None of this proceeds like Merlin tapping his magic wand and commanding something to appear. Rather we have to work with our materials and our tools.

"Magic Wand?"

The most beautifully developed vision remains just a pipe dream unless the artist can get it out onto the canvas.

Like masons, we spend an inordinate amount of time with trowels in our hands. There is a cosmic rule that the pigment never comes out of the tube just the way you need it. Instead you spend by far the majority of your time mixing specific colors. I have spent literallly years of my life with a palatte knife swirling around and mixing to get just the right hue. In a way it is a meditation.

Something amazing gradually happens. Over time, you find your conscious mind seems to step back and your eye and your hand take over making the pigment choices. The same is true with your choice of brushes, grounds, medium, and so on. You build connections with your materials and tools that are so deeply rooted in your experience even you don't understand them.

I like the image of a stone mason building a wall. If you've seen good ones at work, it seems like they do it by feel alone. There's an elaborate dance between the mason, the mortar and the stone. The craft of it and the craft of painting are close. You get to a point where you're guided as much by instinct as much as by your knowledge.

I said before the artist has to be a magician, and now I'm saying we have to have a deep mastery of our craft. We are after all master builders of artworks that showcase our vision. I'm thinking of getting a business card printed listing my profession as Practical Magician.


  1. Like a magician, the artists illusion is carefully contrived. People think we are sorcerers and it's best to let them, but we are magicians.

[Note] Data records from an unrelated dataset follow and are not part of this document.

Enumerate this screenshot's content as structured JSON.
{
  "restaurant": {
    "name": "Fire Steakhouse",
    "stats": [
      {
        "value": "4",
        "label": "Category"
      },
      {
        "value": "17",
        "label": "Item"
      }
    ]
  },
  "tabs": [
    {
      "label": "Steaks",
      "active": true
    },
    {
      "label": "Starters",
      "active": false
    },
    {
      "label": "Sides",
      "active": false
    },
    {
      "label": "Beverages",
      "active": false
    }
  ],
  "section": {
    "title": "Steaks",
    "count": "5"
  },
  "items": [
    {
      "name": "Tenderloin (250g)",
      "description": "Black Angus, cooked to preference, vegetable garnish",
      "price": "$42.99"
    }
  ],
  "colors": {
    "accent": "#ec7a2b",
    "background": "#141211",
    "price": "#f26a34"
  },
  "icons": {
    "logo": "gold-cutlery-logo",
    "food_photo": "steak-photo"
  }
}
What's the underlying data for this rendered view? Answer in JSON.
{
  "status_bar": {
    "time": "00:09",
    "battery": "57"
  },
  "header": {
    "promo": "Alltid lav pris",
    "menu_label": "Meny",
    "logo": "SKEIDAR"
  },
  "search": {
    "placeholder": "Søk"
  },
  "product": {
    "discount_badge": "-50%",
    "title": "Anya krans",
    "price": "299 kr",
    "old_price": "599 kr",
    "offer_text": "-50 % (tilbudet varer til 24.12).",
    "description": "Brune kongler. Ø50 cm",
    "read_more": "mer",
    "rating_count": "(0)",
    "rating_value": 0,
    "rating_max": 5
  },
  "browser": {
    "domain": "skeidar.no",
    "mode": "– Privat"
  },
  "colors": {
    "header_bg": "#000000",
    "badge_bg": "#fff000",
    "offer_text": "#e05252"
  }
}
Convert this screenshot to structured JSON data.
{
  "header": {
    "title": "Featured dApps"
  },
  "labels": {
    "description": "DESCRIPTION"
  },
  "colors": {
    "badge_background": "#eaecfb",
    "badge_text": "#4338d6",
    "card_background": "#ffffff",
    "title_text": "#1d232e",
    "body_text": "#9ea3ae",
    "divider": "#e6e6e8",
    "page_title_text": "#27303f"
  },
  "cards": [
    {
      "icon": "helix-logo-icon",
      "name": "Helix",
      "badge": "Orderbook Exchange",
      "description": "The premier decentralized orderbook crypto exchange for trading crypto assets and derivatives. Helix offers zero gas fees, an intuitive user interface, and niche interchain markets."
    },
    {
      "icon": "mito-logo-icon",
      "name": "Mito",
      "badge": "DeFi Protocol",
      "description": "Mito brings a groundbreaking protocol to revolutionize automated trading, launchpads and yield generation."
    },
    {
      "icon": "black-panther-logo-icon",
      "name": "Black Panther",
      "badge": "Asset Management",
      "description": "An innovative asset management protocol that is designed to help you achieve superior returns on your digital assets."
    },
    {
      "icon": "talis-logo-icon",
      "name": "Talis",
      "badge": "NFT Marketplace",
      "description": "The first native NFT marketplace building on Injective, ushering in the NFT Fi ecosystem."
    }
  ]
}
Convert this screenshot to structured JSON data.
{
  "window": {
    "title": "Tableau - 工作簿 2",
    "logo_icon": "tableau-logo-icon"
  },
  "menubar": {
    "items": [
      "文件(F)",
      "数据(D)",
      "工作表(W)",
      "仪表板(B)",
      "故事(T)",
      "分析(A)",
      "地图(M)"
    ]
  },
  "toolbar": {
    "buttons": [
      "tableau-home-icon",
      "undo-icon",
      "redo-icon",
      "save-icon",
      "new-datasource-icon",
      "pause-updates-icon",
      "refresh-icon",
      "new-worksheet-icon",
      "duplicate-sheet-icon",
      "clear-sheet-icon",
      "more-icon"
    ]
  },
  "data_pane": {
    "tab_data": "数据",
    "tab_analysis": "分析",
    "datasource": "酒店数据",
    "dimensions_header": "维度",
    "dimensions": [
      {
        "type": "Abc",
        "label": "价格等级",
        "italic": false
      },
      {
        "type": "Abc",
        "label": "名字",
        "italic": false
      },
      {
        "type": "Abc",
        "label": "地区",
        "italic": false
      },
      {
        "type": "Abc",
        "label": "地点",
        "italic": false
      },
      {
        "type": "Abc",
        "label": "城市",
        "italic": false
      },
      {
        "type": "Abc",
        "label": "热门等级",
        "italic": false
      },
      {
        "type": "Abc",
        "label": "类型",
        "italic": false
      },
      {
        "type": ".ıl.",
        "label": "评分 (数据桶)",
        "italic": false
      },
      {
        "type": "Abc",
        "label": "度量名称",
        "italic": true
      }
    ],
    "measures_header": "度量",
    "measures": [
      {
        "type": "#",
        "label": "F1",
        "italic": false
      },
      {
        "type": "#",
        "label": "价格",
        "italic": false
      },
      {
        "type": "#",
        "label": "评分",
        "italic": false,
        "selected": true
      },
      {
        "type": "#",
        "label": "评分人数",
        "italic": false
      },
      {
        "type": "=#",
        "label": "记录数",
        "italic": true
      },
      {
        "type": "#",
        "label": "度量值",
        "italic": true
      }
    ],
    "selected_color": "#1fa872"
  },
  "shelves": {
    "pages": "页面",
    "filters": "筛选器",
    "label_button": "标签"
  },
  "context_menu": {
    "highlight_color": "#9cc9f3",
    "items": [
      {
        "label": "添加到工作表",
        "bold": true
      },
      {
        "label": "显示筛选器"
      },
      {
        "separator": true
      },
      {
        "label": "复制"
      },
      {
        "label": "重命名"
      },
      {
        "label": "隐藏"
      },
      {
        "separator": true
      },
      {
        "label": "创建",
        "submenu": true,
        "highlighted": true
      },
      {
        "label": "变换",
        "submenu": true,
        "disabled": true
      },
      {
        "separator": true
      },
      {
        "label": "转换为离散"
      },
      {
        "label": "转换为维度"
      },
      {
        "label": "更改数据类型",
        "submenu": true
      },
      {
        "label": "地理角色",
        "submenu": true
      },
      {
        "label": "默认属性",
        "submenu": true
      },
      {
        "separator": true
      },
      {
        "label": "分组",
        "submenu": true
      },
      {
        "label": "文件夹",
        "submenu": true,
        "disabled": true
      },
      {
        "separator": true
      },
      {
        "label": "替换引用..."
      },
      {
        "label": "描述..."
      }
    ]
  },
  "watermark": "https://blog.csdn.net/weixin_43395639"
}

  2. Stapleton-
    It's probably a good idea to make a clear distinction between magicians and sorcerers (just so we artists don't get too carried away with ourselves). Yet,every once and a while, we manage to do things we absolutely don't consciously know how to do and our paintings turn out way better than they have a right to. I think for Winslow Homer, Degas, Rembrandt, and some more of the heavy hitters this happened a lot. But all of us painters get lucky sometimes.

  3. I always tell my students, that depending on their religious bent, we are either looking for magic or miracles! The part we play as the artist is to recognize when it/they happen.

  4. Fascinating work.
    It has been delightful
    to visit your gallery.
    Good Creations

  5. Skizo- Thanks for your kind words.

  6. Mary,

    Good point that you make about recognizing the remarkable things when they happen. It's funny as one would think they'd be immediately obvious. But to a painter who's doggedly pursuing one thing in a painting, sometimes the unanticipated good "accident" is hard to see when it first appears. That's one reason to take breaks and walk away from one's paintings from time to time, sleep on it when you're unsure, and be slow to throw work in progress out. I'm convinced all the good artists from the past were terrible packrats.


Post a Comment

Popular posts from this blog

A Candid Shot In My Studio Even Before My Morning Coffee

Charles Burchfield Exhibition at Montclair Art Museum

23 Years Later: Allen Memorial Art Museum